Web page and app entries

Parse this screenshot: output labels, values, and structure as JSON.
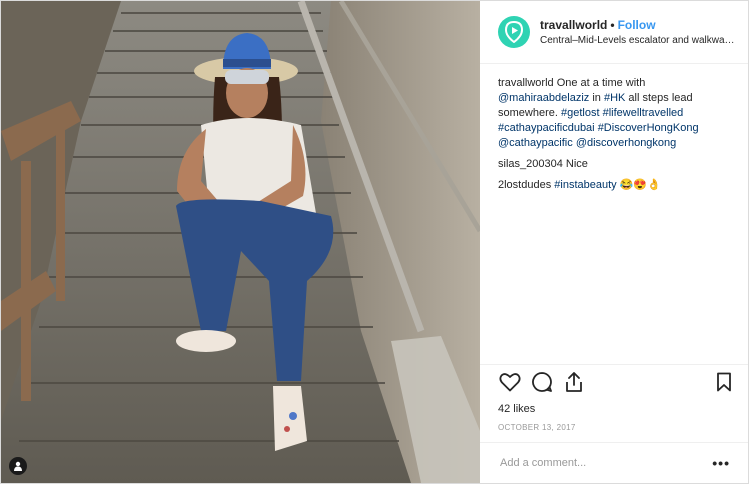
{
  "post": {
    "username": "travallworld",
    "follow_label": "Follow",
    "separator": "•",
    "location": "Central–Mid-Levels escalator and walkway...",
    "likes": "42 likes",
    "date": "OCTOBER 13, 2017",
    "add_comment_placeholder": "Add a comment...",
    "more_label": "•••"
  },
  "caption": {
    "user": "travallworld",
    "text_1": "One at a time with",
    "mention_1": "@mahiraabdelaziz",
    "text_2": "in",
    "tag_hk": "#HK",
    "text_3": "all steps lead somewhere.",
    "tag_getlost": "#getlost",
    "tag_lifewelltravelled": "#lifewelltravelled",
    "tag_cathaypacificdubai": "#cathaypacificdubai",
    "tag_discoverhongkong": "#DiscoverHongKong",
    "mention_cathay": "@cathaypacific",
    "mention_discover": "@discoverhongkong"
  },
  "comments": [
    {
      "user": "silas_200304",
      "text": "Nice"
    },
    {
      "user": "2lostdudes",
      "tag": "#instabeauty",
      "emoji": "😂😍👌"
    }
  ],
  "icons": {
    "avatar": "play-in-pin-icon",
    "like": "heart-icon",
    "comment": "comment-bubble-icon",
    "share": "share-icon",
    "save": "bookmark-icon",
    "tagged": "person-icon"
  },
  "colors": {
    "link": "#003569",
    "follow": "#3897f0",
    "avatar": "#2fd3b3"
  }
}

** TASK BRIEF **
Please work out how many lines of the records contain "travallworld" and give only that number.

** COMPLETED TASK **
2